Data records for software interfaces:
BEGIN

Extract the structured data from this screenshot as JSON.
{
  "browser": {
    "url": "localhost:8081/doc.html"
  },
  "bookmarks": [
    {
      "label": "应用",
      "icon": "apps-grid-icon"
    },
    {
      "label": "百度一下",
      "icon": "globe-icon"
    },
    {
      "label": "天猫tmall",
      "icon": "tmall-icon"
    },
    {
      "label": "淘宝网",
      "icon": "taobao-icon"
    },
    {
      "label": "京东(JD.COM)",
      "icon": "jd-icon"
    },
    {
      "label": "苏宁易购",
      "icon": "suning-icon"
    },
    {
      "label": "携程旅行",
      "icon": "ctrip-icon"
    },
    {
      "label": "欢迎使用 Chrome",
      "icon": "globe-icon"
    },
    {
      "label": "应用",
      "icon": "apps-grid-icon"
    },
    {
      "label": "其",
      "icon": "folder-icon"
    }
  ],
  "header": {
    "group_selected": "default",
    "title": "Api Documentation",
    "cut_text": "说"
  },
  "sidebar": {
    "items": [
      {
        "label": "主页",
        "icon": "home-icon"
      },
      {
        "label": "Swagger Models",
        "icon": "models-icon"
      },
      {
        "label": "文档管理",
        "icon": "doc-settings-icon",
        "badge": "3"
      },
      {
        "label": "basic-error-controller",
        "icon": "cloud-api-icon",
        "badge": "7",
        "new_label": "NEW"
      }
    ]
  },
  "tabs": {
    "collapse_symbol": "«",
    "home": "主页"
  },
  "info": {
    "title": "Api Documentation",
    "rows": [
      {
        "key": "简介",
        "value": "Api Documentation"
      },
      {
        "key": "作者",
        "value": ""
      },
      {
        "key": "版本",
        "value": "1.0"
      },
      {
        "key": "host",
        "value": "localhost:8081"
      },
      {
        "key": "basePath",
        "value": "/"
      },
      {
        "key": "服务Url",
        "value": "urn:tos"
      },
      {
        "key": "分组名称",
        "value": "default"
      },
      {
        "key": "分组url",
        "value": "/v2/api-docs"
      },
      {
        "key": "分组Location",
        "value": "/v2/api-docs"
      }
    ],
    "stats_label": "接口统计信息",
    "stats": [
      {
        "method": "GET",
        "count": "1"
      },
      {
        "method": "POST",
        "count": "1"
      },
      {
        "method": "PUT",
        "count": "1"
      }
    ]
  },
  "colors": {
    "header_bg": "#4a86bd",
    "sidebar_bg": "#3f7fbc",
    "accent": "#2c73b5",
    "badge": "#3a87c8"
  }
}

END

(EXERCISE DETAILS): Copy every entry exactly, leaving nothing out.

(TASK SOLUTION):
Extract the structured data from this screenshot as JSON.
{
  "browser": {
    "url": "localhost:8081/doc.html"
  },
  "bookmarks": [
    {
      "label": "应用",
      "icon": "apps-grid-icon"
    },
    {
      "label": "百度一下",
      "icon": "globe-icon"
    },
    {
      "label": "天猫tmall",
      "icon": "tmall-icon"
    },
    {
      "label": "淘宝网",
      "icon": "taobao-icon"
    },
    {
      "label": "京东(JD.COM)",
      "icon": "jd-icon"
    },
    {
      "label": "苏宁易购",
      "icon": "suning-icon"
    },
    {
      "label": "携程旅行",
      "icon": "ctrip-icon"
    },
    {
      "label": "欢迎使用 Chrome",
      "icon": "globe-icon"
    },
    {
      "label": "应用",
      "icon": "apps-grid-icon"
    },
    {
      "label": "其",
      "icon": "folder-icon"
    }
  ],
  "header": {
    "group_selected": "default",
    "title": "Api Documentation",
    "cut_text": "说"
  },
  "sidebar": {
    "items": [
      {
        "label": "主页",
        "icon": "home-icon"
      },
      {
        "label": "Swagger Models",
        "icon": "models-icon"
      },
      {
        "label": "文档管理",
        "icon": "doc-settings-icon",
        "badge": "3"
      },
      {
        "label": "basic-error-controller",
        "icon": "cloud-api-icon",
        "badge": "7",
        "new_label": "NEW"
      }
    ]
  },
  "tabs": {
    "collapse_symbol": "«",
    "home": "主页"
  },
  "info": {
    "title": "Api Documentation",
    "rows": [
      {
        "key": "简介",
        "value": "Api Documentation"
      },
      {
        "key": "作者",
        "value": ""
      },
      {
        "key": "版本",
        "value": "1.0"
      },
      {
        "key": "host",
        "value": "localhost:8081"
      },
      {
        "key": "basePath",
        "value": "/"
      },
      {
        "key": "服务Url",
        "value": "urn:tos"
      },
      {
        "key": "分组名称",
        "value": "default"
      },
      {
        "key": "分组url",
        "value": "/v2/api-docs"
      },
      {
        "key": "分组Location",
        "value": "/v2/api-docs"
      }
    ],
    "stats_label": "接口统计信息",
    "stats": [
      {
        "method": "GET",
        "count": "1"
      },
      {
        "method": "POST",
        "count": "1"
      },
      {
        "method": "PUT",
        "count": "1"
      }
    ]
  },
  "colors": {
    "header_bg": "#4a86bd",
    "sidebar_bg": "#3f7fbc",
    "accent": "#2c73b5",
    "badge": "#3a87c8"
  }
}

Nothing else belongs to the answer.